Ellen Seidman is the second largest donor on the advisory board. She has given $13,950 to Democratic candidates, committees, and affiliated organizations. During the 2008 Democratic primary cycle, Seidman gave $6,900 to Hillary Clinton’s campaign, including $2,300 in March of 2007. She has also given $1,500 to EMILY’s List, which is “dedicated to electing pro-choice Democratic women to office” with the goal of building “a lasting progressive majority.”
The Free Beacon could not reach Seidman for comment.
The political bent is not just limited to political donors. Berlau pointed out that Adam Levitin, a law professor at Georgetown, is a “highly partisan liberal academic.” Levitin’s Georgetown website says that he wrote a paper on “the Public Option in Housing Finance.” Berlau could not point to a comparable conservative academic to balance Levitin on the panel.
This panel gives “Cordray the illusion of support for doing what he already wants to do—to pursue the liberal, big-government policy he already wants to pursue,” Berlau said.
The only pure Republican donor is Jo Ann Barefoot of Treliant Risk Advisors.
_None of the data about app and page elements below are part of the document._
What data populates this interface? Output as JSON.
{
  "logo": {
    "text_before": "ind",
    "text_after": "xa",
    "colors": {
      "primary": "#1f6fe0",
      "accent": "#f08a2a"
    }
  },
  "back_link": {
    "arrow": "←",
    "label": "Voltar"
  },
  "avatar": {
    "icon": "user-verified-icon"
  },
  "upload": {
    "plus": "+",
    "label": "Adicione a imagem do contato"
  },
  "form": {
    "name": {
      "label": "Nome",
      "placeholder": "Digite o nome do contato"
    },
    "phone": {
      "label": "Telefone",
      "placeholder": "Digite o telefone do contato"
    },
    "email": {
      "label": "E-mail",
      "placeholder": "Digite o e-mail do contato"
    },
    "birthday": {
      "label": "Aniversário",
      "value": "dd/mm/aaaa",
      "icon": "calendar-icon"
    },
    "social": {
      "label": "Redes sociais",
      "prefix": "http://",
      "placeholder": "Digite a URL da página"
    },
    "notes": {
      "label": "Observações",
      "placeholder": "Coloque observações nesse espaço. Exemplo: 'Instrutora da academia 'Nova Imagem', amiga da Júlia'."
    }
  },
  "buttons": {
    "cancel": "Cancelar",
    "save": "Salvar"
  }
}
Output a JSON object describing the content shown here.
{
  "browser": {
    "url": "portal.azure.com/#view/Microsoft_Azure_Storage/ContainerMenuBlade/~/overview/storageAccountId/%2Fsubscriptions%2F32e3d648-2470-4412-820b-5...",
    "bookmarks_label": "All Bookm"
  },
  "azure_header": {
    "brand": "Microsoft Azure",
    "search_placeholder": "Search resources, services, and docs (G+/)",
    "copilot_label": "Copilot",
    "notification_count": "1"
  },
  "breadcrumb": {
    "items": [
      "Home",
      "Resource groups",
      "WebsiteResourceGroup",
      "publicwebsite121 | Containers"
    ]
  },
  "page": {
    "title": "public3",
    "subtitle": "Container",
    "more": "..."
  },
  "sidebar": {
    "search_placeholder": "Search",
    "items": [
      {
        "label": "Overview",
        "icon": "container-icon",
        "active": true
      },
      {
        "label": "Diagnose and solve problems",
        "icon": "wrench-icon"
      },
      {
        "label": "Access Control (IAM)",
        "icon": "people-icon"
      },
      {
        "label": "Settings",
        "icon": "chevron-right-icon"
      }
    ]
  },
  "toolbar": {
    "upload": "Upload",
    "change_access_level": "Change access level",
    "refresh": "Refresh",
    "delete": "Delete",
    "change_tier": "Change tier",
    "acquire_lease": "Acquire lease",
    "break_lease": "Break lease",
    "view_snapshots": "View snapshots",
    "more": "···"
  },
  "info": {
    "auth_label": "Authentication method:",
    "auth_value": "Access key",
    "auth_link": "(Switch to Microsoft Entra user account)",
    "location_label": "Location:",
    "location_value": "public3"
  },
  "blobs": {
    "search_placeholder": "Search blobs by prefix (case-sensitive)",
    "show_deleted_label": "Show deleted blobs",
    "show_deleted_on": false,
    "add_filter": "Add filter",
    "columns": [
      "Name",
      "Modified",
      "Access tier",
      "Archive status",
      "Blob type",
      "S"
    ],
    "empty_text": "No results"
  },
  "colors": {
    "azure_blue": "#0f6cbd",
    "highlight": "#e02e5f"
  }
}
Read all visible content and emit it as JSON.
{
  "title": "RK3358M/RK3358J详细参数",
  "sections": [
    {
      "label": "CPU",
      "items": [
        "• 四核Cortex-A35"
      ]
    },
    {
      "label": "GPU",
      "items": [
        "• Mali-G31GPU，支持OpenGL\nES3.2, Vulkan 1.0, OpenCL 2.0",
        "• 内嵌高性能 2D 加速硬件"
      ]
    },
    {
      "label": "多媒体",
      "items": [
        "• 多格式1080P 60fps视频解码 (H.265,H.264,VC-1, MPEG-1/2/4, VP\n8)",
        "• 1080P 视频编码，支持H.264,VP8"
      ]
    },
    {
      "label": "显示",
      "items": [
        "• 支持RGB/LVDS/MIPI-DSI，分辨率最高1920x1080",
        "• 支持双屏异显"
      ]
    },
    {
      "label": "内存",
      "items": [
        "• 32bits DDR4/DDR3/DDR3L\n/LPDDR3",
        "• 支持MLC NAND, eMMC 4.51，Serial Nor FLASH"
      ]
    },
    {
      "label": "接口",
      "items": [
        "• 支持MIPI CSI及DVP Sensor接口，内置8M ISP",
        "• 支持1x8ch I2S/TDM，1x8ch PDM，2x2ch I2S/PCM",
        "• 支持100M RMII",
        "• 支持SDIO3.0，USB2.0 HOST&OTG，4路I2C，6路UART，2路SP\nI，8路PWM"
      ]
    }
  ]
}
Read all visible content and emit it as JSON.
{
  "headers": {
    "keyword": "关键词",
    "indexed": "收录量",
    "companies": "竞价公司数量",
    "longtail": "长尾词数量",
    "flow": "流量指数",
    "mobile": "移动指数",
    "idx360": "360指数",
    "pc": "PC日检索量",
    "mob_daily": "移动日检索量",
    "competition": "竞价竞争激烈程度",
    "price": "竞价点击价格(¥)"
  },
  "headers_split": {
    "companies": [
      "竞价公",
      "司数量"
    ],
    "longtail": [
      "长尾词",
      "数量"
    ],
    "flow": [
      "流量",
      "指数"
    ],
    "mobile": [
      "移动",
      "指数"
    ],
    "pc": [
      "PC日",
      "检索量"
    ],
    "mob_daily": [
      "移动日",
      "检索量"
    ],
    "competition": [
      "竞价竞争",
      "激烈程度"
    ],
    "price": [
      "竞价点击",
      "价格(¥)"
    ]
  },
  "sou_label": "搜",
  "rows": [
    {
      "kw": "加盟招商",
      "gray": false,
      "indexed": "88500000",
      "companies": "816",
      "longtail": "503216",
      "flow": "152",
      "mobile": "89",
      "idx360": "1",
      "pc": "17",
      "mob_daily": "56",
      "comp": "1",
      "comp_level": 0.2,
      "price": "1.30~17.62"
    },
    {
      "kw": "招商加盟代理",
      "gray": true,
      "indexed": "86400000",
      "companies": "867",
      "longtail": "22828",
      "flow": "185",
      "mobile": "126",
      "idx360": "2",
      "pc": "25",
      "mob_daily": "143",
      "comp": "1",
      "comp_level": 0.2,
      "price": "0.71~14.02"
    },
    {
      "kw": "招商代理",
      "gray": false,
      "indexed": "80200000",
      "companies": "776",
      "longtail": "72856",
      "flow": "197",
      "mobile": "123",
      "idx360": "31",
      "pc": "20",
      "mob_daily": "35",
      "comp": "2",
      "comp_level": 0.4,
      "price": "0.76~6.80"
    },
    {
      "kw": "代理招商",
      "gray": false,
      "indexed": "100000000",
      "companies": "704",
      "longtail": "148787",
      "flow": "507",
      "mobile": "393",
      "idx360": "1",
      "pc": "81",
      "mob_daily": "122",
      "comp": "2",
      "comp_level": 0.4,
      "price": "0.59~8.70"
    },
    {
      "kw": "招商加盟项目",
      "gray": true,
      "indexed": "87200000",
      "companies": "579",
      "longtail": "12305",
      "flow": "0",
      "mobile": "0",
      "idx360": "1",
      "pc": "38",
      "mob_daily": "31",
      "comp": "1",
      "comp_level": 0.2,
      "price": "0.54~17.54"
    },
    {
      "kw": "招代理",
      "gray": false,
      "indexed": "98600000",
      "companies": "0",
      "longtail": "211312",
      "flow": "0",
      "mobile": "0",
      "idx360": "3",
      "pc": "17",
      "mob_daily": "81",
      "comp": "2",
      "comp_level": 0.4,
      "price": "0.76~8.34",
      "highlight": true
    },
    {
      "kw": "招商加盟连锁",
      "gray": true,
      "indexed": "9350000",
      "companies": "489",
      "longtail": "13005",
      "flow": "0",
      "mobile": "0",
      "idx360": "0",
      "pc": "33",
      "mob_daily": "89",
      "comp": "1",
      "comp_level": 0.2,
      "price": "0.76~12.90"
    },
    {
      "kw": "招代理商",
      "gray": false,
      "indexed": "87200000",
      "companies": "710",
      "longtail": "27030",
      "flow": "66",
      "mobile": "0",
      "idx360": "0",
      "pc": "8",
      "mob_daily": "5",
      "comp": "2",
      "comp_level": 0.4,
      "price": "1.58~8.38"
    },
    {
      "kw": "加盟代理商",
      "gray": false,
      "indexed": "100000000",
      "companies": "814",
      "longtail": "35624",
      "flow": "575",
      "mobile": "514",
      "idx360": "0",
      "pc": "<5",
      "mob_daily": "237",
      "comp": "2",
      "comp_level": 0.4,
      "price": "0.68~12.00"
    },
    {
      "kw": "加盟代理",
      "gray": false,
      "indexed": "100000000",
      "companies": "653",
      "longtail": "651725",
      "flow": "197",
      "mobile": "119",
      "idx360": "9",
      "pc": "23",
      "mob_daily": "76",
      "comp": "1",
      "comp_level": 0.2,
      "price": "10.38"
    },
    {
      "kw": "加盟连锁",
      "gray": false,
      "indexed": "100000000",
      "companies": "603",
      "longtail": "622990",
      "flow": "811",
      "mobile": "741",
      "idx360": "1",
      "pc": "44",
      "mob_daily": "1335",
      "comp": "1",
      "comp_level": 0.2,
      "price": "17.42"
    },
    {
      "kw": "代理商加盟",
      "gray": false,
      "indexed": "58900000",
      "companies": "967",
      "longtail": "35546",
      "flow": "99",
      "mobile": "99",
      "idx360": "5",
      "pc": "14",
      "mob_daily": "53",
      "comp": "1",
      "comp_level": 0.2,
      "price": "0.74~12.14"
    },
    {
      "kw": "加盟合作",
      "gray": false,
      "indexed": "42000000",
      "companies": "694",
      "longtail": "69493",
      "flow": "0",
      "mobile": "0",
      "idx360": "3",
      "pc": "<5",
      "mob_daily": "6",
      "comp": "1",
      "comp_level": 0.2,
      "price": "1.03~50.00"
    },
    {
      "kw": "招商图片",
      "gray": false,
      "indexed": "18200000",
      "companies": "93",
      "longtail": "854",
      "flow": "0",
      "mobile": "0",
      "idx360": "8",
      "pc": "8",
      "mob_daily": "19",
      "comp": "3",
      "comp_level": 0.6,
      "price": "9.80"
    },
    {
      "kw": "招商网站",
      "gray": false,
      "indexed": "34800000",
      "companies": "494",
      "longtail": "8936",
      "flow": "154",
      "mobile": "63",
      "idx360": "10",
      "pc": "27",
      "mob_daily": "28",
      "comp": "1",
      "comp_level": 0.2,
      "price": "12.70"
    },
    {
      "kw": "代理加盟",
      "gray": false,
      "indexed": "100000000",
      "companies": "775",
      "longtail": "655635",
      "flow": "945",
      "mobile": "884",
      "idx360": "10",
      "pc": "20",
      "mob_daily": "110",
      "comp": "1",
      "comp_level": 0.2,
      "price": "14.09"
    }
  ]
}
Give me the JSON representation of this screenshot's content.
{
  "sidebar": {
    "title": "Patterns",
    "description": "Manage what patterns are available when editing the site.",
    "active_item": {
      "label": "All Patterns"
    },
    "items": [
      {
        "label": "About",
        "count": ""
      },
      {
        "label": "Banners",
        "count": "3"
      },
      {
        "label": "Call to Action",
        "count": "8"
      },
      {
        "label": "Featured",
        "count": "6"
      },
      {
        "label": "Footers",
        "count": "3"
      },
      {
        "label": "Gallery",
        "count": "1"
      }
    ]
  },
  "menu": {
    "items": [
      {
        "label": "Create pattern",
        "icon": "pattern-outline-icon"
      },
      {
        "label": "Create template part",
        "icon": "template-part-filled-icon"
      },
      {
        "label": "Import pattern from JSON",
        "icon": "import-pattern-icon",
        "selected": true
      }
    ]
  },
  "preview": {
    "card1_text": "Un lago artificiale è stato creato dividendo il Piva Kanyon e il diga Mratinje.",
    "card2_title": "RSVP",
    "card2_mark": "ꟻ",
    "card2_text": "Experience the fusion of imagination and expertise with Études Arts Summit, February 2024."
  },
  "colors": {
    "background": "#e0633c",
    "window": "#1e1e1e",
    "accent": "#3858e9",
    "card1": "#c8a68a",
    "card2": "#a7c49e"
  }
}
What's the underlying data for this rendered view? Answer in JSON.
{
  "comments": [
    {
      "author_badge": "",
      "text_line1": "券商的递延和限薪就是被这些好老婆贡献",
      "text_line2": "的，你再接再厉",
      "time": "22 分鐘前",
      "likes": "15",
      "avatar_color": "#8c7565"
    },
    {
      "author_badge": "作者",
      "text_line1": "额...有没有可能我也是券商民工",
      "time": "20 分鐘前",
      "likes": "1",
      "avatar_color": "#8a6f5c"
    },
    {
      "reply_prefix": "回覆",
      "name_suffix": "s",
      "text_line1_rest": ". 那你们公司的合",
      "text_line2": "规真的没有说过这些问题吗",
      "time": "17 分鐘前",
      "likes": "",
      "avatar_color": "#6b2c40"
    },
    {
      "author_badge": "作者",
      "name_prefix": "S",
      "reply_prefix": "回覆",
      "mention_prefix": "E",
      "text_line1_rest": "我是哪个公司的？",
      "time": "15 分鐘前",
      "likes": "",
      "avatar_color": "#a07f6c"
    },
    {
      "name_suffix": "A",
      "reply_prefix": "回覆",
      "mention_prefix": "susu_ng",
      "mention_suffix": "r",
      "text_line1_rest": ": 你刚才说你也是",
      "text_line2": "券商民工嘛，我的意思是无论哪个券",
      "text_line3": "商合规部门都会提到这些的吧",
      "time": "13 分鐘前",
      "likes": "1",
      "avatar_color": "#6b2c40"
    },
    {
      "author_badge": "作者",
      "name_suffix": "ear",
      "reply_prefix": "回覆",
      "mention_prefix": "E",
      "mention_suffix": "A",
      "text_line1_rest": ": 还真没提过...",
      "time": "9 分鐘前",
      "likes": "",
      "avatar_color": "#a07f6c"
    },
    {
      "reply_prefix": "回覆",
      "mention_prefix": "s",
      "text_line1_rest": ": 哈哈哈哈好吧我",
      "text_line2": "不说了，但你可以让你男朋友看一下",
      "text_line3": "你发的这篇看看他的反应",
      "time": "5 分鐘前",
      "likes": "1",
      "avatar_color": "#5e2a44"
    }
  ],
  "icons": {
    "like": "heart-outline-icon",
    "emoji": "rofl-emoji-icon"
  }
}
She gave a one-time donation of $1,000 to Mitt Romney on March 6—Super Tuesday, when Romney appeared stuck in a tough fight with former Pennsylvania senator Rick Santorum.
Like CFPB Director Cordray, Barefoot is from Ohio. Before she was tapped to sit on the advisory board, the media often quoted her in articles regarding the CFPB, including one where she argued that the CFPB will come to dominate the consumer financial regulatory sphere: “The Bureau will take enforcement actions that amount to guidance for the other agencies,” she was quoted as saying. Barefoot could not be reached for comment.
Cordray has been pegged as a potential candidate for the Ohio gubernatorial race in 2014.
Cordray’s tenure at the helm of the CFPB has been marked by controversy. President Obama used a recess appointment to get Cordray to his post over the objections of the Senate.
Now Cordray’s Bureau is caught up in a lawsuit against the Dodd-Frank financial reform act. The plaintiffs, including the CEI, contend that the CFPB is unconstitutional because it is “not subject to sufficient checks by other branches of government.” They also argue that Cordray’s appointment was unconstitutional.
The Consumer Financial Protection Bureau did not return a request for comment.